Teardowns often raise a furor in a community when they result in the razing of significant older homes. Regulations developed by a New England preservationist group have helped protect Modern houses built by Marcel Breuer, the rationale for saving the New Canaan homes is interesting:
New Canaan became a center for Modern houses when the Hungarian-born Breuer — a product of the Bauhaus school of design in pre-Nazi Germany — and four other architects moved to the town in the 1940s and used it as a canvas for their creations. Breuer adapted new designs to American architecture, such as a flat or nearly flat roof and cantilever construction.
Other Modern characteristics include muted colors, the lack of ornamentation and the emphasis on structural systems. The homes have since become a New Canaan tourist attraction. The town’s zoning rules do not forbid razing the homes but require 90-day notice for tear-downs.
“People come from as far away as Japan on a routine basis,” First Selectman Jeb Walker said.
Modern homes also serve as models for today’s new energy-efficient houses. Their modest size, overhangs that provide shade and features that take advantage of sunlight for solar power are old features suddenly new again.
The article suggests several possible reasons for saving these homes:
1. One involved person said “the preservation effort is “a way for America to keep its architectural memory.””
2. The homes are older and older homes deserve some recognition. Too many new homes at one time can radically alter the character of a community.
3. The homes were designed by an important architect and were part of an important style (Modernism).
4. The houses draw visitors which adds up to tourist dollars.
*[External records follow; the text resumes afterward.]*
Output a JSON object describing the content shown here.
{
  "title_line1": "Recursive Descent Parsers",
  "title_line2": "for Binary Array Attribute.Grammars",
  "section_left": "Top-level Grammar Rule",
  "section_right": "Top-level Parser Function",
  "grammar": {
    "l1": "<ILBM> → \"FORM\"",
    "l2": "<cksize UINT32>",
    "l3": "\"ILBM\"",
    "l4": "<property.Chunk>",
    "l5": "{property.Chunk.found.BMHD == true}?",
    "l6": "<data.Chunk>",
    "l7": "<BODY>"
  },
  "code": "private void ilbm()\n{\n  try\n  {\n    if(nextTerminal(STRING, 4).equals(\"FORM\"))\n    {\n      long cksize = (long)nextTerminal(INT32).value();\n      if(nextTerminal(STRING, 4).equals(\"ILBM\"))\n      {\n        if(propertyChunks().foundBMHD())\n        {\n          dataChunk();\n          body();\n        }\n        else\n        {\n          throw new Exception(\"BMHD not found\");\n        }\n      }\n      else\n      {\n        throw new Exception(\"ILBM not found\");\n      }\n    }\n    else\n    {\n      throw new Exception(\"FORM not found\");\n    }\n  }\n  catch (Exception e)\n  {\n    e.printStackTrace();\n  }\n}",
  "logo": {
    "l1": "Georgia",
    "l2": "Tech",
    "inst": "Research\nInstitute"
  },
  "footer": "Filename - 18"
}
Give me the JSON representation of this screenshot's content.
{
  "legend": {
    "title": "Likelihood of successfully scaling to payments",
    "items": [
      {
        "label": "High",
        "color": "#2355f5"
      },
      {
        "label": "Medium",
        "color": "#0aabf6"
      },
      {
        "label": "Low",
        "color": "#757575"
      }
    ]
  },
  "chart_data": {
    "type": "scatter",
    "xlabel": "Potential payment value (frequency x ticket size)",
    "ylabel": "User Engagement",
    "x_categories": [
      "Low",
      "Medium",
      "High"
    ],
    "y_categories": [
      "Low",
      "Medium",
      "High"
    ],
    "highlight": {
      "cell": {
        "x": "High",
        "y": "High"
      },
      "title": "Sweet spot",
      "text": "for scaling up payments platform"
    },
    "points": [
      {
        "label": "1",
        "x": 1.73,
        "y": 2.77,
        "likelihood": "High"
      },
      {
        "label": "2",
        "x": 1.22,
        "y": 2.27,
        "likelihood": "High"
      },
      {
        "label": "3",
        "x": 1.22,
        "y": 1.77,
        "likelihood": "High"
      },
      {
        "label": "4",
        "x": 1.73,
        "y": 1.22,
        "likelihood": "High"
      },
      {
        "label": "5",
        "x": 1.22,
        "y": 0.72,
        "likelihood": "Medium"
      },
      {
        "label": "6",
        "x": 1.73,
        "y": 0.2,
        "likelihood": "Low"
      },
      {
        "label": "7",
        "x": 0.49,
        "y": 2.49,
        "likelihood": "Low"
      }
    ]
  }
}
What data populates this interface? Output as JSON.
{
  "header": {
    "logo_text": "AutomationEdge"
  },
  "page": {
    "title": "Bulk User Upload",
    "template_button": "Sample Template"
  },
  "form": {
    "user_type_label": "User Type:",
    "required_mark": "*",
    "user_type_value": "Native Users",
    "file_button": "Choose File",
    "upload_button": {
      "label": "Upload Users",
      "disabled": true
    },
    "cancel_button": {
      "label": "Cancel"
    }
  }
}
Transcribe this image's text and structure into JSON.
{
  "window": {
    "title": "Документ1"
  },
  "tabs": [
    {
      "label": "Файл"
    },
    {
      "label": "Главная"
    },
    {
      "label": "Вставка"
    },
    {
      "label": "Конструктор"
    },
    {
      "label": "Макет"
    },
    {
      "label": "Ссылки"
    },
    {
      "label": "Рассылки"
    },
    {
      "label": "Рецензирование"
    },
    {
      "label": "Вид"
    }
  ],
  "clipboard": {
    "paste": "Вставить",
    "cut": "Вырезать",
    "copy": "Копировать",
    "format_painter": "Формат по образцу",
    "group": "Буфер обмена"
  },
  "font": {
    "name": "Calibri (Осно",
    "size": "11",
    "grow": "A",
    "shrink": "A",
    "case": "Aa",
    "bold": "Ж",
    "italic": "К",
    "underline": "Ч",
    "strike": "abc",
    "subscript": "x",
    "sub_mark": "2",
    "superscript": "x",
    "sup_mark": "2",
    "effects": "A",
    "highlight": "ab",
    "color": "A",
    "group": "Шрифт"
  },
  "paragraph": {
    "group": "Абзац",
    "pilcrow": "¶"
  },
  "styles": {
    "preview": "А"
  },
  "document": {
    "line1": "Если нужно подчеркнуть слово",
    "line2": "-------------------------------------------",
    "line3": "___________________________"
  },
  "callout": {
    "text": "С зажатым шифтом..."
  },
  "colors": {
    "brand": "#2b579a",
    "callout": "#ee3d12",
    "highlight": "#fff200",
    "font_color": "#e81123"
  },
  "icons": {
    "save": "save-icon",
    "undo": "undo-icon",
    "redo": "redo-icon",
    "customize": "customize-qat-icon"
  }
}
This also helps make New Canaan distinct from other communities.
5. The Modern homes were the opening wave of environmentally-friendly homes.
Of course, there could be counterarguments to these five arguments. But this particular community has decided that these Modern homes are worth saving. Interestingly, another community (the article hints at a case in Westport, Connecticut) might choose otherwise. I suspect Reason #4 above, the fact that New Canaan is known for these homes, goes a long way in protecting these homes. The Wikipedia entry for the community says about 80 modern homes were built after World War II, something few suburbs could boast of.